“This time, we know we all can stand together with the power to be powerful, believing we can make it better.”
These lyrics show why John Farnham’s classic anthem You’re The Voice is a fitting soundtrack for the Yes campaign in the upcoming referendum.
It’s about people coming together, listening to each other, and choosing to make things better.
That is exactly the choice Australians have on October 14 – a once-in-a-generation opportunity.
A chance to vote for recognition, for listening and for better results.
A chance to vote for an idea that came from Aboriginal and Torres Strait Islander people themselves.
This change is supported by more than 80 per cent of Indigenous Australians.
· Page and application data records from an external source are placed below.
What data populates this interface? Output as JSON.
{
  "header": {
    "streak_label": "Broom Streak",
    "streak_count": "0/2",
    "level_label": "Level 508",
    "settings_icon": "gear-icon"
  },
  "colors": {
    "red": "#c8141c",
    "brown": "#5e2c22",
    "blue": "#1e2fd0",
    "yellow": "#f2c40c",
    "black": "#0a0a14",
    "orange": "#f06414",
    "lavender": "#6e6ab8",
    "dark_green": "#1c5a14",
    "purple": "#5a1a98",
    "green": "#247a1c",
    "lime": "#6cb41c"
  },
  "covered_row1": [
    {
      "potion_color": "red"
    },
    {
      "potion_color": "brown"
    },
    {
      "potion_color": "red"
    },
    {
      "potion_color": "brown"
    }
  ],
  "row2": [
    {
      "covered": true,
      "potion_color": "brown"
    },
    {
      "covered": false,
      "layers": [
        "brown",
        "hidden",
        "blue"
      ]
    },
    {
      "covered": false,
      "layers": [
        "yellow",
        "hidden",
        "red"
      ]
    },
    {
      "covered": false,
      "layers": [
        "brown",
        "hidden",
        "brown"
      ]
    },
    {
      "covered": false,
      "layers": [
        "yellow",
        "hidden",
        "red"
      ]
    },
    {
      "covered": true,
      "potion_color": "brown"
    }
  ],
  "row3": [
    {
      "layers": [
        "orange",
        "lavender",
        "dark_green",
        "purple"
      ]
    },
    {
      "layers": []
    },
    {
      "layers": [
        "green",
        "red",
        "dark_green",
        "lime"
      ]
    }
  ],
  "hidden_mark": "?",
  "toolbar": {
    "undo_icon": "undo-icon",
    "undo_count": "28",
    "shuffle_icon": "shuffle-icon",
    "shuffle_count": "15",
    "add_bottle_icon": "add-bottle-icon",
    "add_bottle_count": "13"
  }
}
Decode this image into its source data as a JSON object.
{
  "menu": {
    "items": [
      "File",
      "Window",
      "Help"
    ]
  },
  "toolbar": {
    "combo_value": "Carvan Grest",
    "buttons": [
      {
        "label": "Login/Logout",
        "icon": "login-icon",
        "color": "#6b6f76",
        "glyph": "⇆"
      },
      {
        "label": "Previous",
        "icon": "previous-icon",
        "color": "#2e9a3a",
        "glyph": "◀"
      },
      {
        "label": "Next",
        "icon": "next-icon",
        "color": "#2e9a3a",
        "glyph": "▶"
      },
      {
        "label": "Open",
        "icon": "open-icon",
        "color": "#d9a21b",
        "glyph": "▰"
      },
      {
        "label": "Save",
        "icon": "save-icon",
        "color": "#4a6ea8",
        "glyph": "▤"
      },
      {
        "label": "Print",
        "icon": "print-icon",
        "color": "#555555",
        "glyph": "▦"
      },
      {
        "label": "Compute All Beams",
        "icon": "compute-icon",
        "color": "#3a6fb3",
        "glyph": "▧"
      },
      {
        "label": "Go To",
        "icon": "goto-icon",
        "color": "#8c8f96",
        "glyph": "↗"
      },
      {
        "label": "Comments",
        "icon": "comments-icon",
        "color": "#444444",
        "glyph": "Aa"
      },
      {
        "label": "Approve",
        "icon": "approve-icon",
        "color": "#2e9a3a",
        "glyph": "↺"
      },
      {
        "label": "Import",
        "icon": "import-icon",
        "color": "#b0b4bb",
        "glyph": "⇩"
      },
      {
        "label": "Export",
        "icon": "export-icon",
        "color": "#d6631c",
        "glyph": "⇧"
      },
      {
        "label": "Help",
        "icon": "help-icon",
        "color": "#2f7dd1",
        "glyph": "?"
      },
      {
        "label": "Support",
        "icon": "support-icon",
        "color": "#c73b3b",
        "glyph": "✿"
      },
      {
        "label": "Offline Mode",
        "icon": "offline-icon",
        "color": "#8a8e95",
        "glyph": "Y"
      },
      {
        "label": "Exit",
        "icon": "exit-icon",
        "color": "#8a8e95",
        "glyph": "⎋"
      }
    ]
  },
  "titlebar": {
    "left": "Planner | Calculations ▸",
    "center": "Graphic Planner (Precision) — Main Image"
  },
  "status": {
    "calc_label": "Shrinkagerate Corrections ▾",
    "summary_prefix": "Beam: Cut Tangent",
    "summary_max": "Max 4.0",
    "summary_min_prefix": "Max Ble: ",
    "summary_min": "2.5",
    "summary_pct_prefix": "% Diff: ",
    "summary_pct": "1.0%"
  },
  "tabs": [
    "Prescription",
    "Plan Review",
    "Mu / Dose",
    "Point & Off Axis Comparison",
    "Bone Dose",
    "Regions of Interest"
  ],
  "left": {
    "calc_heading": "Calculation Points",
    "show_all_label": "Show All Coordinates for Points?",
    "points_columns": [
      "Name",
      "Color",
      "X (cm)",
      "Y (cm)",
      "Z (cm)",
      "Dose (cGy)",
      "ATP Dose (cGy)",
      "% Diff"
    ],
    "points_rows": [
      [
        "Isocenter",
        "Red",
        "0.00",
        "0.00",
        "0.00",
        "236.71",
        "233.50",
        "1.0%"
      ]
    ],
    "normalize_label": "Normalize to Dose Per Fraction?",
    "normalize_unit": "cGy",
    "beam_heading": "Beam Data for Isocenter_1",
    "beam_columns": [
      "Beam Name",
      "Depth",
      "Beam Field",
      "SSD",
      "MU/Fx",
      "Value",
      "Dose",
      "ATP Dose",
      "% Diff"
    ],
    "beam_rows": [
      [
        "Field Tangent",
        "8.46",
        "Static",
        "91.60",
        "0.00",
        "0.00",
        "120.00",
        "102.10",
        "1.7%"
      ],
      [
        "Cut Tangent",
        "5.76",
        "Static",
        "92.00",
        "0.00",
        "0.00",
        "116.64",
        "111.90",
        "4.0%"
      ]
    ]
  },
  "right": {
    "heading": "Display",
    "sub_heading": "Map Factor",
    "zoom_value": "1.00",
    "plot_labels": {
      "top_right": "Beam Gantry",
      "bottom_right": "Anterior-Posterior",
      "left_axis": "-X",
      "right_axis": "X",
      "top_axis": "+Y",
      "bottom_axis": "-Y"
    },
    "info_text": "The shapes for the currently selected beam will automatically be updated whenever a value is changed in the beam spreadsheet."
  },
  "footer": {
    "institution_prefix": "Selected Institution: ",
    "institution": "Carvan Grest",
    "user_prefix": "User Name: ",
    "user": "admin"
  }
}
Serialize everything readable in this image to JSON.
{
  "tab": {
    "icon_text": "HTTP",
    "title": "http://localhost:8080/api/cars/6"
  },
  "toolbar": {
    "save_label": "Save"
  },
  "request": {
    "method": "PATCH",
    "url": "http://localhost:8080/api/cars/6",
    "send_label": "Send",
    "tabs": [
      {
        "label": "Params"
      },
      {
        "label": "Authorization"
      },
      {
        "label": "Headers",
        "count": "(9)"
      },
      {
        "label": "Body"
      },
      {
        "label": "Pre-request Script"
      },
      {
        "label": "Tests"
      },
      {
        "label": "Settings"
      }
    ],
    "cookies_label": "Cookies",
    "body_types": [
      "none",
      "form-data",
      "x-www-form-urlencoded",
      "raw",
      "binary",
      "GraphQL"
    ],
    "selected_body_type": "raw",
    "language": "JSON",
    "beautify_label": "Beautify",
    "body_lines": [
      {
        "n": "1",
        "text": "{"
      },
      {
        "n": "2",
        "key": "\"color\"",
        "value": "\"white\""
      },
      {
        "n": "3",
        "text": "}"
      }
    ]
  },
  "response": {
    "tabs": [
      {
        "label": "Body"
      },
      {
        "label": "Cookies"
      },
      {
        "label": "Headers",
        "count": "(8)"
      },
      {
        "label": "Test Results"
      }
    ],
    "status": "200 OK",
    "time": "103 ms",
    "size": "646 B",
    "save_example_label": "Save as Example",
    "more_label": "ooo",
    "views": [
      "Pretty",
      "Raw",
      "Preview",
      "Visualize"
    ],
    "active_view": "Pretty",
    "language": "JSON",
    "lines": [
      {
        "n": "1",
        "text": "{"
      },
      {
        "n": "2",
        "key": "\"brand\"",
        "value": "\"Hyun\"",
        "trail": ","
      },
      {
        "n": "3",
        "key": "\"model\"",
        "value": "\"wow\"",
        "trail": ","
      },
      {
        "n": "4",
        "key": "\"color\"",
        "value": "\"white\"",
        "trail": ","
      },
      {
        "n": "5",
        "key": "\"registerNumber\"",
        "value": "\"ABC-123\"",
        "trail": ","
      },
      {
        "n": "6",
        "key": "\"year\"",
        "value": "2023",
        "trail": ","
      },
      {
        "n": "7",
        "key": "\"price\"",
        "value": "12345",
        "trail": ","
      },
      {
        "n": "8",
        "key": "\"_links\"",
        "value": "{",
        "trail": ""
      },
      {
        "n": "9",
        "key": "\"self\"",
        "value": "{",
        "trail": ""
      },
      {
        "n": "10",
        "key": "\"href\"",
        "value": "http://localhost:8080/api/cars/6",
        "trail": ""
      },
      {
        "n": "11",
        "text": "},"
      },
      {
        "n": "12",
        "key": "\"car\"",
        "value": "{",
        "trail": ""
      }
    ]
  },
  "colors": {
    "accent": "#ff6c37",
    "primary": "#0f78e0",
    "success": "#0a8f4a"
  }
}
The Voice will offer ideas and advice, so governments can make better decisions to address the challenges facing Aboriginal and Torres Strait Islander people.
It will be an advisory committee, made up of representatives from across the country.
The Voice will not have the power to make or veto government decisions.
What it will do is improve outcomes in Indigenous health, housing, education, and employment.
For too long, governments with good intentions have spent billions of dollars trying to deal with these issues.
But they haven’t achieved lasting improvement because they haven’t listened to people on the ground.
And there are big challenges facing Aboriginal and Torres Strait Islander people.
They include a life expectancy eight years shorter than non-Indigenous Australians and children almost twice as likely to die before their first birthday.
The current approach is broken and the Voice is our best chance to fix it.
We know that by giving those affected a say will save money and make sure funding actually delivers for people on the ground.
Australians from all walks of life, all faiths and all sides of politics are backing the Voice as the best solution.
Federal MPs Bridget Archer and Julian Leeser are just two Liberal Party members supporting the Yes campaign – and will be holding a town hall event about the Voice in Launceston later this month.
They want to ensure the people of Launceston have the chance to learn more about the referendum, because they know it will take Australians saying Yes to the Voice to make it real.
Voting Yes is a vote for recognition, listening and for better outcomes.
Voting No closes the door on the opportunity to move forward.
We have nothing to lose by supporting constitutional recognition through a Voice, but we have so much to gain.
As the song goes, “we have the chance to turn the pages over.”
We all get one vote, we all get an equal say and we all have an opportunity now to turn the page.
Together, we can come together to ensure a better future for all Australians.
Originally published in The Examiner.